According to the EEOC, the Supreme Court held in Burlington Industries, Inc. v. Ellerth, 118 S. Ct. 2257 (1998), and Faragher v. City of Boca Raton, 118 S. Ct. 2275 (1998), that an employer is always liable for a supervisor’s harassment if it culminates in a tangible employment action. However, if it does not (as in the Applebee’s case), the employer may be able to avoid liability or limit damages by establishing an affirmative defense that includes two necessary elements:

    • the employer exercised reasonable care to prevent and correct promptly any harassing behavior, and
    • the employee unreasonably failed to take advantage of any preventive or corrective opportunities provided by the employer or to avoid harm otherwise.

Let’s review. In the Green Apple LLC case, there were no tangible employment actions taken against the two sisters.

What are examples of tangible employment actions?

    • hiring and firing;
    • promotion and failure to promote;
    • demotion;
    • undesirable reassignment;
    • a decision causing a significant change in benefits;
    • compensation decisions; and
    • work assignment.

If Applebee’s had established an Affirmative Defense, they may have emerged unscathed.

You know you can’t always control employee actions, however, the disturbing factor in this case, is that management was aware of these violations and did nothing about them.

Had the company taken precautionary measures to prevent harassment, and swiftly took action to stop the harassment, they may have avoided a lawsuit.

How Do You Establish an Affirmative Defense?

Establish an Anti-Harassment program that is strongly supported by owners, executives and management, which includes:

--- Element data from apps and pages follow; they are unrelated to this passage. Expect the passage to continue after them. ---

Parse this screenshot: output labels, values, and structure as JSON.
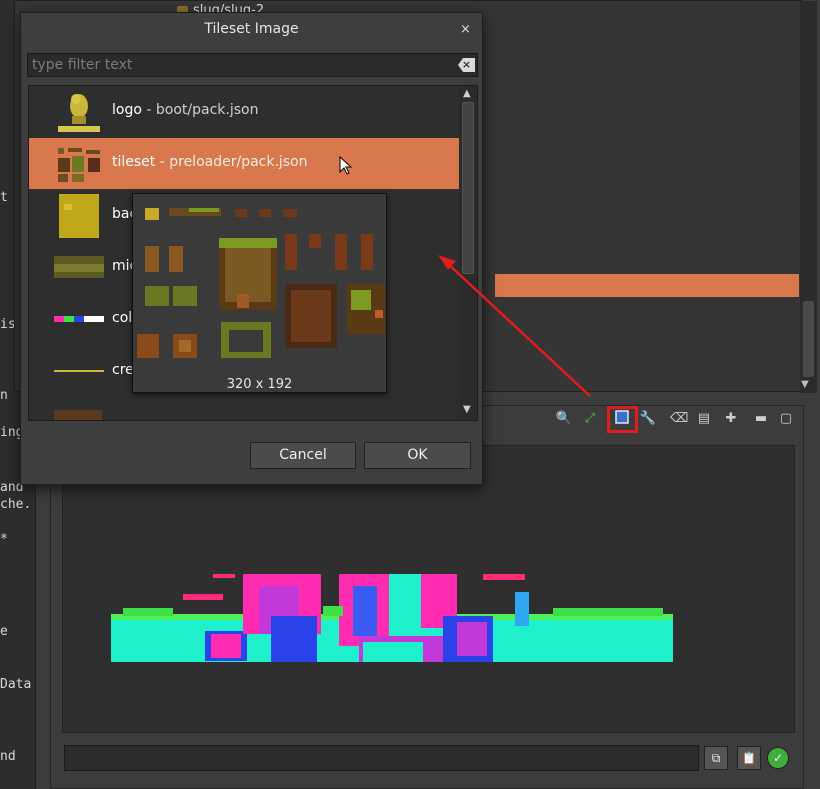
{
  "background": {
    "tree_title": "slug/slug-2",
    "code_lines": [
      "t",
      "is",
      "n",
      "ing",
      "and",
      "che.",
      "*",
      "e",
      "Data",
      "nd"
    ]
  },
  "dialog": {
    "title": "Tileset Image",
    "close_icon": "close-icon",
    "filter": {
      "placeholder": "type filter text",
      "value": ""
    },
    "items": [
      {
        "key": "logo",
        "path": "boot/pack.json",
        "selected": false
      },
      {
        "key": "tileset",
        "path": "preloader/pack.json",
        "selected": true
      },
      {
        "key": "bac",
        "path": "",
        "selected": false
      },
      {
        "key": "mic",
        "path": "",
        "selected": false
      },
      {
        "key": "col",
        "path": "",
        "selected": false
      },
      {
        "key": "cre",
        "path": "",
        "selected": false
      }
    ],
    "cancel_label": "Cancel",
    "ok_label": "OK"
  },
  "preview": {
    "size_text": "320 x 192"
  },
  "colors": {
    "selection": "#d8784c",
    "highlight": "#e21b1b"
  }
}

    • An Open-Door Policy
    • Establish a written Anti-Harassment Policy
    • Anti-Harassment Training for managers, supervisors and employees
    • Establish a reporting procedure and/or an Employee Complaint Hotline
    • Make it clear to management they will be held accountable for not taking appropriate corrective action if they become aware of sexual harassment or potential harassment
    • Condemn Retaliation
    • Conduct thorough investigations and take swift corrective action to stop harassment and keep it from happening in the future
    • Create a harassment-free work environment that is inclusive, respectful and professional